Guernsey Press

‘Public money needed for private housing'

A call is being made for the States to look again at using public money to fund private housebuilding and home ownership.

Last updated
Deputy Sasha Kazantseva-Miller is leading proposals for a new housing committee. (33410058)

Thousands of homeowners are still living in properties which were built or bought with financial support through various subsidy schemes run by the States during most of the 20th century.

Although mortgage holders still receive tax relief on interest payments, the States’ last major subsidy scheme for private housing was scrapped 15 years ago. Since then, average house purchase prices have risen nearly three times faster than average earnings, leaving Guernsey with the least affordable housing in western Europe.

Now Deputy Sasha Kazantseva-Miller, who is leading proposals for a new housing committee, has called on the States to consider pumping taxpayers’ money into new schemes to help islanders get onto the housing ladder – if it is serious about alleviating the island’s housing crisis.

  • Listen to the full interview with Deputy Sasha Kazantseva-Miller on the latest Guernsey Press Politics Podcast Kiosk Politics episode

‘We definitely need to be looking at some kind of financing because people are struggling,’ she said.

‘Guernsey’s housing policy was rooted in helping private home ownership.

The first loans were made over 100 years ago to people trying to get on the housing ladder. Then we had the Homes For Workers programme, especially in the 1950s, 60s and 70s, where the States helped enable home ownership of about 4,000 homes.

‘Historically, the States has done more on private home ownership than on social housing. Those 4,000 private homes are more than all the social housing stock we have got.’

Speaking on the latest Guernsey Press Politics Podcast, Deputy Kazantseva-Miller proposed a more active role for the States in building more affordable housing – ‘affordable with a small a’ – in the private sector, as well as social housing.

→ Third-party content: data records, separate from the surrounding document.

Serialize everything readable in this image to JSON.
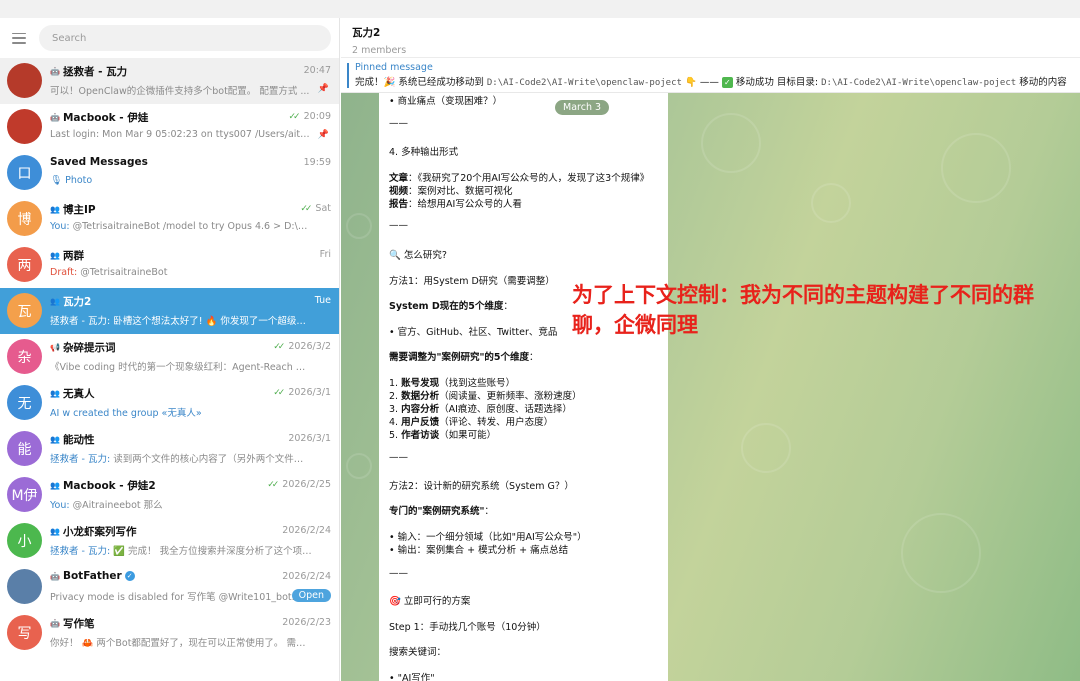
{
  "search": {
    "placeholder": "Search"
  },
  "chats": [
    {
      "name": "拯救者 - 瓦力",
      "time": "20:47",
      "preview": "可以！OpenClaw的企微插件支持多个bot配置。 配置方式 ...",
      "avatar_text": "",
      "avatar_color": "#b53a2a",
      "group_icon": "bot-icon",
      "pinned": true
    },
    {
      "name": "Macbook - 伊娃",
      "time": "20:09",
      "checks": "✓✓",
      "preview": "Last login: Mon Mar  9 05:02:23 on ttys007 /Users/aitraine...",
      "avatar_text": "",
      "avatar_color": "#c03a2b",
      "group_icon": "bot-icon",
      "pinned": true
    },
    {
      "name": "Saved Messages",
      "time": "19:59",
      "preview": "Photo",
      "preview_icon": "🎙",
      "avatar_text": "口",
      "avatar_color": "#3e8ed8"
    },
    {
      "name": "博主IP",
      "time": "Sat",
      "checks": "✓✓",
      "sender": "You:",
      "preview": "@TetrisaitraineBot   /model to try Opus 4.6 > D:\\AI-Code...",
      "avatar_text": "博",
      "avatar_color": "#f39c4a",
      "group_icon": "group-icon"
    },
    {
      "name": "两群",
      "time": "Fri",
      "draft": "Draft:",
      "preview": "@TetrisaitraineBot",
      "avatar_text": "两",
      "avatar_color": "#e8624f",
      "group_icon": "group-icon"
    },
    {
      "name": "瓦力2",
      "time": "Tue",
      "sender": "拯救者 - 瓦力:",
      "preview": "卧槽这个想法太好了! 🔥 你发现了一个超级有价...",
      "avatar_text": "瓦",
      "avatar_color": "#f4a04b",
      "group_icon": "group-icon",
      "active": true
    },
    {
      "name": "杂碎提示词",
      "time": "2026/3/2",
      "checks": "✓✓",
      "preview": "《Vibe coding 时代的第一个现象级红利：Agent-Reach 爆火背后...",
      "avatar_text": "杂",
      "avatar_color": "#e65b8e",
      "group_icon": "channel-icon"
    },
    {
      "name": "无真人",
      "time": "2026/3/1",
      "checks": "✓✓",
      "sender": "AI w created the group «无真人»",
      "preview": "",
      "avatar_text": "无",
      "avatar_color": "#3e8ed8",
      "group_icon": "group-icon"
    },
    {
      "name": "能动性",
      "time": "2026/3/1",
      "sender": "拯救者 - 瓦力:",
      "preview": "读到两个文件的核心内容了（另外两个文件路径不...",
      "avatar_text": "能",
      "avatar_color": "#9b6bd6",
      "group_icon": "group-icon"
    },
    {
      "name": "Macbook - 伊娃2",
      "time": "2026/2/25",
      "checks": "✓✓",
      "sender": "You:",
      "preview": "@Aitraineebot 那么",
      "avatar_text": "M伊",
      "avatar_color": "#9b6bd6",
      "group_icon": "group-icon"
    },
    {
      "name": "小龙虾案列写作",
      "time": "2026/2/24",
      "sender": "拯救者 - 瓦力:",
      "preview": "✅ 完成！ 我全方位搜索并深度分析了这个项目, ...",
      "avatar_text": "小",
      "avatar_color": "#4cb84e",
      "group_icon": "group-icon"
    },
    {
      "name": "BotFather",
      "time": "2026/2/24",
      "preview": "Privacy mode is disabled for 写作笔 @Write101_bot.",
      "avatar_text": "",
      "avatar_color": "#5a7fa8",
      "group_icon": "bot-icon",
      "verified": true,
      "open_label": "Open"
    },
    {
      "name": "写作笔",
      "time": "2026/2/23",
      "preview": "你好！ 🦀 两个Bot都配置好了，现在可以正常使用了。 需要我帮...",
      "avatar_text": "写",
      "avatar_color": "#e8624f",
      "group_icon": "bot-icon"
    }
  ],
  "header": {
    "title": "瓦力2",
    "members": "2 members"
  },
  "pinned": {
    "label": "Pinned message",
    "text_a": "完成！🎉 系统已经成功移动到 ",
    "path_a": "D:\\AI-Code2\\AI-Write\\openclaw-poject",
    "text_b": " 👇 —— ",
    "text_c": " 移动成功 目标目录: ",
    "path_b": "D:\\AI-Code2\\AI-Write\\openclaw-poject",
    "text_d": " 移动的内容"
  },
  "date_chip": "March 3",
  "message": {
    "l01": "• 商业痛点（变现困难？）",
    "l02": "——",
    "l03": "4. 多种输出形式",
    "l04a": "文章",
    "l04b": "：《我研究了20个用AI写公众号的人，发现了这3个规律》",
    "l05a": "视频",
    "l05b": "：案例对比、数据可视化",
    "l06a": "报告",
    "l06b": "：给想用AI写公众号的人看",
    "l07": "——",
    "l08": "🔍 怎么研究?",
    "l09": "方法1：用System D研究（需要调整）",
    "l10": "System D现在的5个维度",
    "l10b": "：",
    "l11": "• 官方、GitHub、社区、Twitter、竞品",
    "l12": "需要调整为\"案例研究\"的5个维度",
    "l12b": "：",
    "l13a": "1. ",
    "l13b": "账号发现",
    "l13c": "（找到这些账号）",
    "l14a": "2. ",
    "l14b": "数据分析",
    "l14c": "（阅读量、更新频率、涨粉速度）",
    "l15a": "3. ",
    "l15b": "内容分析",
    "l15c": "（AI痕迹、原创度、话题选择）",
    "l16a": "4. ",
    "l16b": "用户反馈",
    "l16c": "（评论、转发、用户态度）",
    "l17a": "5. ",
    "l17b": "作者访谈",
    "l17c": "（如果可能）",
    "l18": "——",
    "l19": "方法2：设计新的研究系统（System G？）",
    "l20": "专门的\"案例研究系统\"",
    "l20b": "：",
    "l21": "• 输入：一个细分领域（比如\"用AI写公众号\"）",
    "l22": "• 输出：案例集合 + 模式分析 + 痛点总结",
    "l23": "——",
    "l24": "🎯 立即可行的方案",
    "l25": "Step 1：手动找几个账号（10分钟）",
    "l26": "搜索关键词：",
    "l27": "• \"AI写作\""
  },
  "overlay": "为了上下文控制：我为不同的主题构建了不同的群聊，企微同理"
}
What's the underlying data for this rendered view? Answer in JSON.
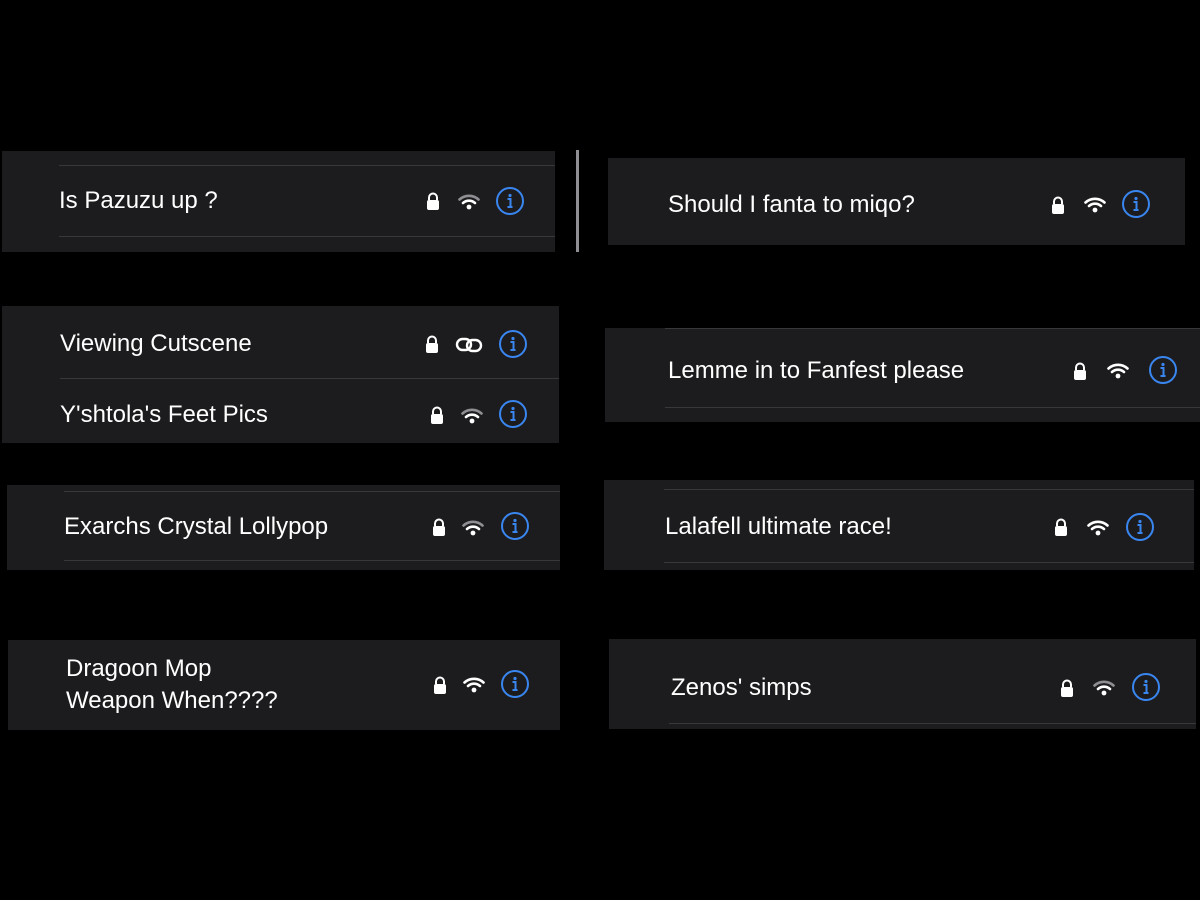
{
  "colors": {
    "panel": "#1c1c1e",
    "separator": "#38383a",
    "accent": "#3a86f0",
    "text": "#ffffff"
  },
  "networks": {
    "pazuzu": {
      "name": "Is Pazuzu up ?",
      "icons": [
        "lock-icon",
        "wifi-icon",
        "info-icon"
      ]
    },
    "fanta": {
      "name": "Should I fanta to miqo?",
      "icons": [
        "lock-icon",
        "wifi-icon",
        "info-icon"
      ]
    },
    "cutscene": {
      "name": "Viewing Cutscene",
      "icons": [
        "lock-icon",
        "link-icon",
        "info-icon"
      ]
    },
    "feet": {
      "name": "Y'shtola's Feet Pics",
      "icons": [
        "lock-icon",
        "wifi-icon",
        "info-icon"
      ]
    },
    "fanfest": {
      "name": "Lemme in to Fanfest please",
      "icons": [
        "lock-icon",
        "wifi-icon",
        "info-icon"
      ]
    },
    "lollypop": {
      "name": "Exarchs Crystal Lollypop",
      "icons": [
        "lock-icon",
        "wifi-icon",
        "info-icon"
      ]
    },
    "lalafell": {
      "name": "Lalafell ultimate race!",
      "icons": [
        "lock-icon",
        "wifi-icon",
        "info-icon"
      ]
    },
    "dragoon": {
      "name": "Dragoon Mop\nWeapon When????",
      "icons": [
        "lock-icon",
        "wifi-icon",
        "info-icon"
      ]
    },
    "zenos": {
      "name": "Zenos' simps",
      "icons": [
        "lock-icon",
        "wifi-icon",
        "info-icon"
      ]
    }
  }
}
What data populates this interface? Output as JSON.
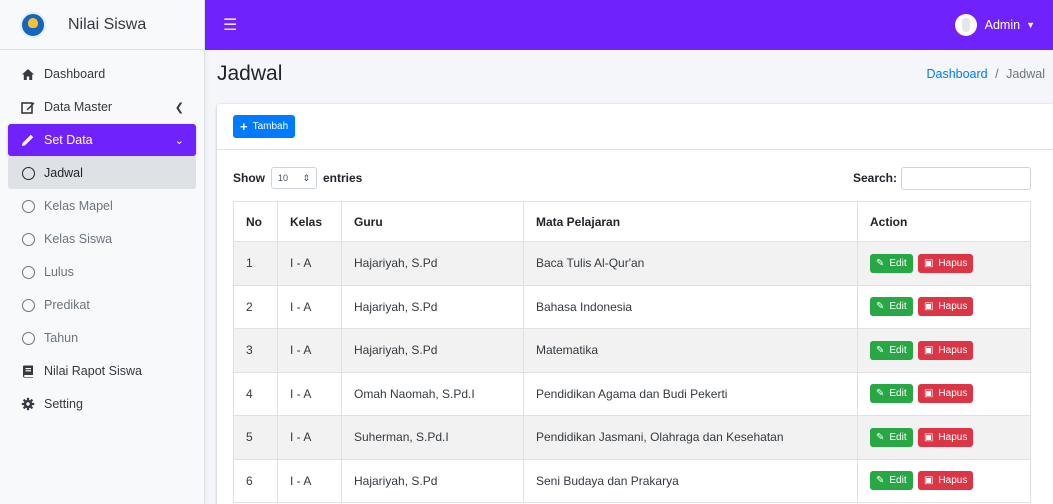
{
  "app": {
    "name": "Nilai Siswa"
  },
  "sidebar": {
    "items": [
      {
        "label": "Dashboard",
        "icon": "home-icon"
      },
      {
        "label": "Data Master",
        "icon": "edit-icon"
      },
      {
        "label": "Set Data",
        "icon": "pencil-icon"
      },
      {
        "label": "Jadwal"
      },
      {
        "label": "Kelas Mapel"
      },
      {
        "label": "Kelas Siswa"
      },
      {
        "label": "Lulus"
      },
      {
        "label": "Predikat"
      },
      {
        "label": "Tahun"
      },
      {
        "label": "Nilai Rapot Siswa",
        "icon": "book-icon"
      },
      {
        "label": "Setting",
        "icon": "gear-icon"
      }
    ]
  },
  "topbar": {
    "user": "Admin"
  },
  "page": {
    "title": "Jadwal",
    "breadcrumb": {
      "home": "Dashboard",
      "sep": "/",
      "current": "Jadwal"
    }
  },
  "card": {
    "add_label": "Tambah",
    "show_label": "Show",
    "entries_value": "10",
    "entries_label": "entries",
    "search_label": "Search:",
    "search_value": ""
  },
  "table": {
    "headers": [
      "No",
      "Kelas",
      "Guru",
      "Mata Pelajaran",
      "Action"
    ],
    "edit_label": "Edit",
    "delete_label": "Hapus",
    "rows": [
      {
        "no": "1",
        "kelas": "I - A",
        "guru": "Hajariyah, S.Pd",
        "mapel": "Baca Tulis Al-Qur'an"
      },
      {
        "no": "2",
        "kelas": "I - A",
        "guru": "Hajariyah, S.Pd",
        "mapel": "Bahasa Indonesia"
      },
      {
        "no": "3",
        "kelas": "I - A",
        "guru": "Hajariyah, S.Pd",
        "mapel": "Matematika"
      },
      {
        "no": "4",
        "kelas": "I - A",
        "guru": "Omah Naomah, S.Pd.I",
        "mapel": "Pendidikan Agama dan Budi Pekerti"
      },
      {
        "no": "5",
        "kelas": "I - A",
        "guru": "Suherman, S.Pd.I",
        "mapel": "Pendidikan Jasmani, Olahraga dan Kesehatan"
      },
      {
        "no": "6",
        "kelas": "I - A",
        "guru": "Hajariyah, S.Pd",
        "mapel": "Seni Budaya dan Prakarya"
      }
    ]
  },
  "colors": {
    "accent": "#6f22fb",
    "primary": "#007bff",
    "success": "#28a745",
    "danger": "#dc3545"
  }
}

She suggested that could include the States sponsoring new methods of constructing homes, and bulk buying materials to keep down costs and would like to see ‘a costed and timed delivery plan’, after an assessment of all options available to the States to support the construction of private sector as well as social housing.

For more than 20 years, committees with responsibility for housing have opposed using public money to subsidise construction or purchase of private homes, believing that earlier such schemes helped fuel house price inflation.

But Deputy Kazantseva-Miller wants to see that approach reconsidered as part of a new package of incentives and penalties to stimulate housebuilding.

‘I think unlocking both private and social housing through joint ventures is going to be absolutely critical, partly because developers want to build but are struggling given the condition of some sites.

‘I also think there have to be penalties in relation to sites allocated for housing which are not coming forward. When we allocate land, it’s the supply for the next five years. If developers and landowners are not expecting or wanting to develop in that period of time, there has to be some mechanism to say you cannot be sitting on this land because it’s a strategic requirement that this land has to be built on.

‘We cannot afford people to be sitting on housing allocation sites for decades.’

A requete led by Deputy Kazantseva-Miller, and signed by six other States members, which proposes the creation of a new housing committee from the start of the next States term, will be debated by the Assembly in September. She declined to say whether she would want to lead the new committee, saying that would be ‘premature’.